Presidents are sometimes surprised by the justices they choose. Brennan, after all, was an Eisenhower appointee. Blackmun seemed conservative enough when Richard Nixon picked him, but he became a liberal once on the court. Bush cannot be entirely certain that the justice he chooses will not change during his career on the court. But Bush can be sure of one thing: the process of picking that justice and getting him confirmed will be a political ordeal. If Bush misjudges, he could damage his own career.

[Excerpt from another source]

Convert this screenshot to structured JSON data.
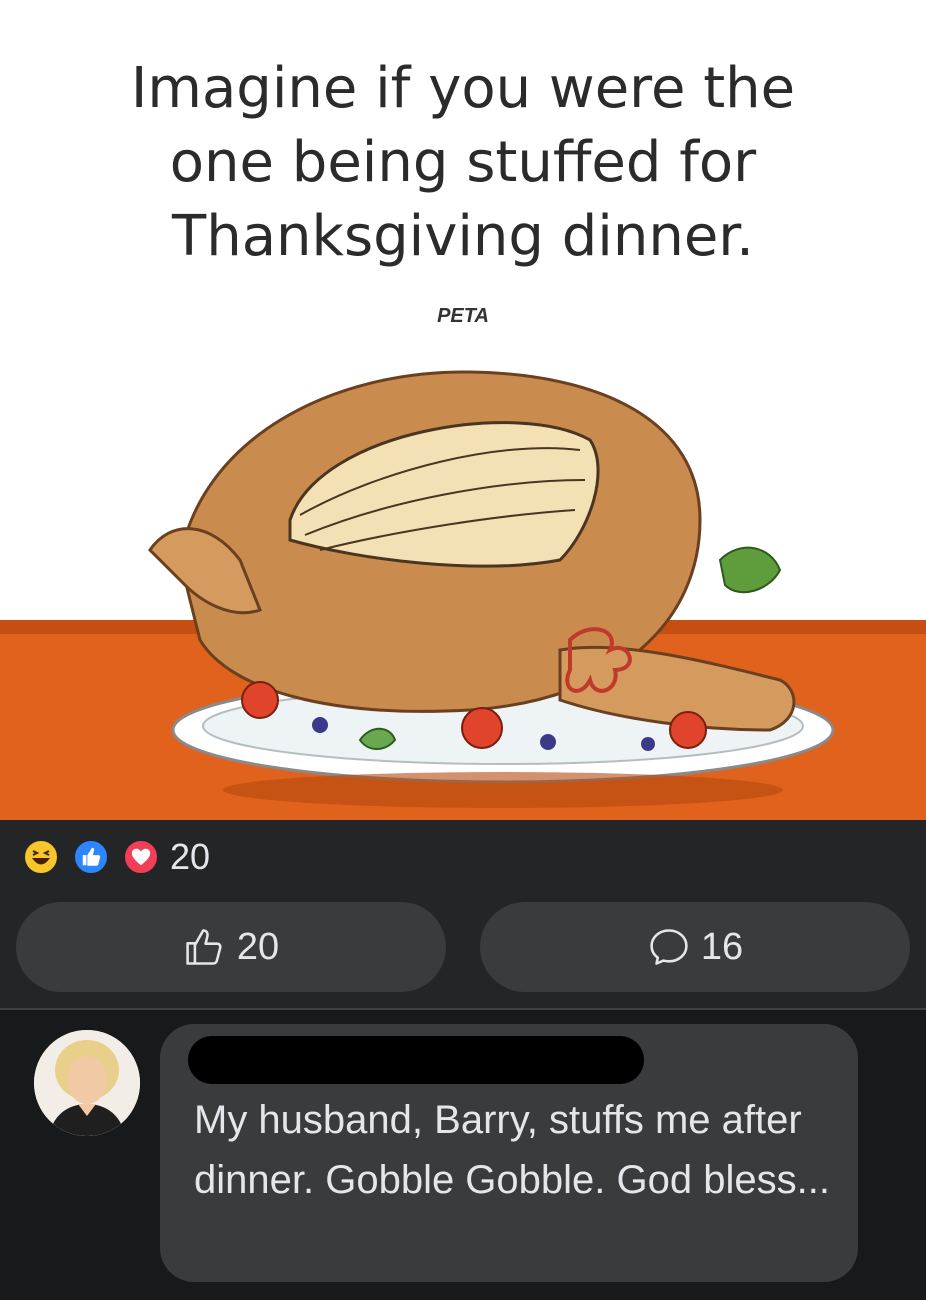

Speculation on who will fill the high-court vacancy centers on candidates with polished. mainatream-conservative portfolios. Aside from those here, others being touted include U.S. Trade Representative Carla Hills, Chicago appeals Judge Frank Easter brook and California district Judge Pamela Rymer. But George Bush may go beyond all the short lists--and try to forestall controversy with a nominee whose views on sensitive issues aren't well known.
White House staffers name Solicitor General Starr. 44, as the odds-on favorite. He has crafted an image as a careful, thoughtful conservative--avoiding the ideologue tag that doomed Robert Bork.
A Dallas appellate judge, Higginbotham, 51, has courted politicians and would likely clear the Senate. Ironically, his support among Democrats may raise suspicions on the right.
A federal judge in D.C., Thomas, 42, is being pushed as a viable minority candidate. But his relative inexperience and rough passage through recent confirmation hearings could make him a long shot.
A law-and-order Texan, Jones, 41, like Higginbotham, offers Bush a politically inviting choice: a Southerner on the court. Her views on abortion are unclear, making pro-choicers wary.
The junior aerator from Utah, Hatch, 56, has coveted a Supreme Court seat for years. Bush might turn to him if other nominees stumble-- the Senate would scarcely reject one of their own.
The wild card. A California federal judge, Kozinski,40, has made a name as a brilliant and eccentric conservative, as comfortable writing on the law of contracts as on the joys of Nintendo.